GM would receive tens of billions of dollars in new government money, probably in stages, to prop up its business at a time when car sales are threatening to be lower than the 10m annual rate at which GM says it can break even.

Read it all.

Posted in * Culture-Watch, * Economics, Politics, Economy, Law & Legal Issues, Office of the President, Politics in General, President Barack Obama, The Credit Freeze Crisis of Fall 2008/The Recession of 2007--, The Possibility of a Bailout for the U.S. Auto Industry

Survey Questions from the Diocese of Upper South Carolina Episcopal Search Process

Please give us your opinion, as a parishioner in the Diocese of Upper South Carolina, on the following statements. For each item, indicate whether you strongly agree, somewhat agree, have no opinion, somewhat disagree, or strongly disagree….

13. The diocese would benefit from having a bishop who has an understanding of the cultural dynamics of South Carolina.
14. It is important for the Episcopal Church to remain in the Anglican Communion.
15. Our current Bishop and the diocese, in convention, have affirmed that we are a Windsor Diocese. In that light, I believe our next bishop should be supportive of the Windsor Report and the ongoing Windsor process.
16. I support the blessing of civil unions (as opposed to marriage) between gay and lesbian persons in the Episcopal Church.
17. I support the ordination of partnered gay and lesbian persons in the Episcopal Church.
18. I believe the Holy Scriptures of the Old and New Testaments to be the Word of God, and to contain all things necessary for salvation.
19. Divisiveness in the wider Church is beginning to cause problems in our diocese.
20. I believe the current problems within our denomination should be resolved by reasonable negotiation between and among the various constituencies.
21. I support the marriage of gay and lesbian persons in the Episcopal Church.

Read it all.

Posted in * Anglican - Episcopal, * Christian Life / Church Life, Episcopal Church (TEC), Parish Ministry, TEC Bishops

An 11 year old who raised over 40,000 dollars in order to give away over 55,000 pounds of Food

Watch it all-makes the heart glad.

Posted in * Culture-Watch, Charities/Non-Profit Organizations, Children, Dieting/Food/Nutrition, Poverty

Dollar hits new multimonth low vs euro, pound, yen

On Thursday, Standard & Poor’s said Britain may have its rating cut because of rising debt levels. Though the ratings agency reaffirmed the country’s actual long-term credit rating at “AAA,” it said the outlook had deteriorated because of massive borrowing to deal with the recession and the banking crisis.

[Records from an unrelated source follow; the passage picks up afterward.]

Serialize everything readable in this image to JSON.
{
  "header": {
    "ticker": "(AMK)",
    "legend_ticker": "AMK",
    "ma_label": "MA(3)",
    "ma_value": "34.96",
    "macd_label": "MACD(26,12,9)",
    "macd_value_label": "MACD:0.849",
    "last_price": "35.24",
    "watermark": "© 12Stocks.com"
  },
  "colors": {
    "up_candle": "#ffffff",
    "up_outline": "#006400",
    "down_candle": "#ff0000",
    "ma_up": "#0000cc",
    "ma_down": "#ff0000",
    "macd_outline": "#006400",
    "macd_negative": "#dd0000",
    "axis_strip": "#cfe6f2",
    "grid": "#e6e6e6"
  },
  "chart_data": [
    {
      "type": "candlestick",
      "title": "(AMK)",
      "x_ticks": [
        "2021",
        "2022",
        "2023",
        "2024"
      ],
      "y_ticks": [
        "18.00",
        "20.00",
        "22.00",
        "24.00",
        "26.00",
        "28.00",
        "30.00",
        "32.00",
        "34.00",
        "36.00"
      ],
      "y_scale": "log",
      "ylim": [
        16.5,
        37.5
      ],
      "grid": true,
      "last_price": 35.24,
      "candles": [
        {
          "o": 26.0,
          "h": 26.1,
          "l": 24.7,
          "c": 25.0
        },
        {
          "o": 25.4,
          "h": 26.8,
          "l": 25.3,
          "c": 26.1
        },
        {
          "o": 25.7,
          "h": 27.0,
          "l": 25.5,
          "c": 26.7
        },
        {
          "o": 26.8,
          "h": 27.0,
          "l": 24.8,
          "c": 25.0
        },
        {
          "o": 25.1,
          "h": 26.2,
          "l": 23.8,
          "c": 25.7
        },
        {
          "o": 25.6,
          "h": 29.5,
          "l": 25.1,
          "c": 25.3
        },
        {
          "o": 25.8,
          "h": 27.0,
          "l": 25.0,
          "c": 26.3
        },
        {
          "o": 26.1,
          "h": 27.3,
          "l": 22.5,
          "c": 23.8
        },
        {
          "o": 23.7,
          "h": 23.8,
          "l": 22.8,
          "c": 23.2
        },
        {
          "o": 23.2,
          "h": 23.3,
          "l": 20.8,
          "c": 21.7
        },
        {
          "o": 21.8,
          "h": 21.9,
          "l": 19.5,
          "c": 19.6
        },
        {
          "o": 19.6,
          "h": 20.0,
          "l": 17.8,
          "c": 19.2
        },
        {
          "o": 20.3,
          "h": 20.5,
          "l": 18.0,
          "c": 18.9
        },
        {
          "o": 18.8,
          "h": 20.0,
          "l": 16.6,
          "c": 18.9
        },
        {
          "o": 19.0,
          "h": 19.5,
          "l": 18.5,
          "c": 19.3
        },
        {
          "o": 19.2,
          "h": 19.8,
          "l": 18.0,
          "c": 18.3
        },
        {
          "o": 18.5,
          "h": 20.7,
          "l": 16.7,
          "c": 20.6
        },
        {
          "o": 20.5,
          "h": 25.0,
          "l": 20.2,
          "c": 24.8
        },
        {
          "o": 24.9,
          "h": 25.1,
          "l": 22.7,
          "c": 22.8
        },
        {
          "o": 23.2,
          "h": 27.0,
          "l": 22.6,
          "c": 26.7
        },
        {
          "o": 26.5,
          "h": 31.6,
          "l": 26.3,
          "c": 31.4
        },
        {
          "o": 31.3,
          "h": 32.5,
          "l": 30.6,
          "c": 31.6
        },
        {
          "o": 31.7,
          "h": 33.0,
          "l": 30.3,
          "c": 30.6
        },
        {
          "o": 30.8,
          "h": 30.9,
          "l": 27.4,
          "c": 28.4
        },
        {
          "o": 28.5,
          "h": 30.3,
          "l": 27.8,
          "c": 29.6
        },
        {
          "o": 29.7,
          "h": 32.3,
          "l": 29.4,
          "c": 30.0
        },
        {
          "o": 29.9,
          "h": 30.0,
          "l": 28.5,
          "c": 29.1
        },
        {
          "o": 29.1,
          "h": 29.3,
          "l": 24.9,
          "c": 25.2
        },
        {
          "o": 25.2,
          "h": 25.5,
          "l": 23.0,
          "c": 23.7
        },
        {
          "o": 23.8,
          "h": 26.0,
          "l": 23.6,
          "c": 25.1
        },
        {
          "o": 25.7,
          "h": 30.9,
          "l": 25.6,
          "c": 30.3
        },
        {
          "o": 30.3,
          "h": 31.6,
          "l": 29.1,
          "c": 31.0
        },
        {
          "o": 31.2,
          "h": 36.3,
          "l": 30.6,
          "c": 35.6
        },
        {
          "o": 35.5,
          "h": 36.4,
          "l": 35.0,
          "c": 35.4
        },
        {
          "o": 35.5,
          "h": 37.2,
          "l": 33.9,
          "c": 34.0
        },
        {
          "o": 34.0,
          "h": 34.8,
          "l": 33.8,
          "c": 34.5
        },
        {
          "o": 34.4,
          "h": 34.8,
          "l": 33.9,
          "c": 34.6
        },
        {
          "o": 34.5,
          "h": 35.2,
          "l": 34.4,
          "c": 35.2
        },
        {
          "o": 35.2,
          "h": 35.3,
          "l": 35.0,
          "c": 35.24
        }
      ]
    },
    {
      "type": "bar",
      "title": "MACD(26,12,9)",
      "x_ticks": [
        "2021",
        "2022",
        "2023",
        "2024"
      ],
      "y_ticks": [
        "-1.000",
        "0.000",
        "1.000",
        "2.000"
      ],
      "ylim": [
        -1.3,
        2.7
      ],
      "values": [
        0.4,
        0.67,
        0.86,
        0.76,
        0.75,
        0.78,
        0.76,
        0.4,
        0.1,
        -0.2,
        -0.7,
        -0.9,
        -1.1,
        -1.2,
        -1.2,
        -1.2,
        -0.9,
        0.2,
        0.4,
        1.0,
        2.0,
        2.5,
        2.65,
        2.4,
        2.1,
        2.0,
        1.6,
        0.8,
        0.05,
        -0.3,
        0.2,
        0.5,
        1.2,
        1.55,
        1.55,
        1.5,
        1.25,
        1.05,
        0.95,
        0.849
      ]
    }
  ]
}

Because Britain is pursuing similar policies to the U.S.””with both the Bank of England and the Federal Reserve injecting billions of dollars in their economies by buying assets from banks””the move also weighed on U.S. assets and the dollar. Treasurys sold off Thursday, and continued to do so Friday.

S&P’s announcement “wound up creating more problems for the U.S. dollar than for the British pound,” HSBC analysts said in a research note.

“The problem for the U.S. is particularly acute because of its reserve status,” said UBS analyst Brian Kim in an e-mail to investors Friday. Major holders of U.S. debt, such as Middle Eastern sovereign funds and the Chinese government, have not been shy about calling the U.S. out for what it sees as policies that will trigger inflation, shrinking the value of their Treasury holdings.

Read it all.

Posted in * Economics, Politics, Economy, The Credit Freeze Crisis of Fall 2008/The Recession of 2007--, The U.S. Government, The United States Currency (Dollar etc)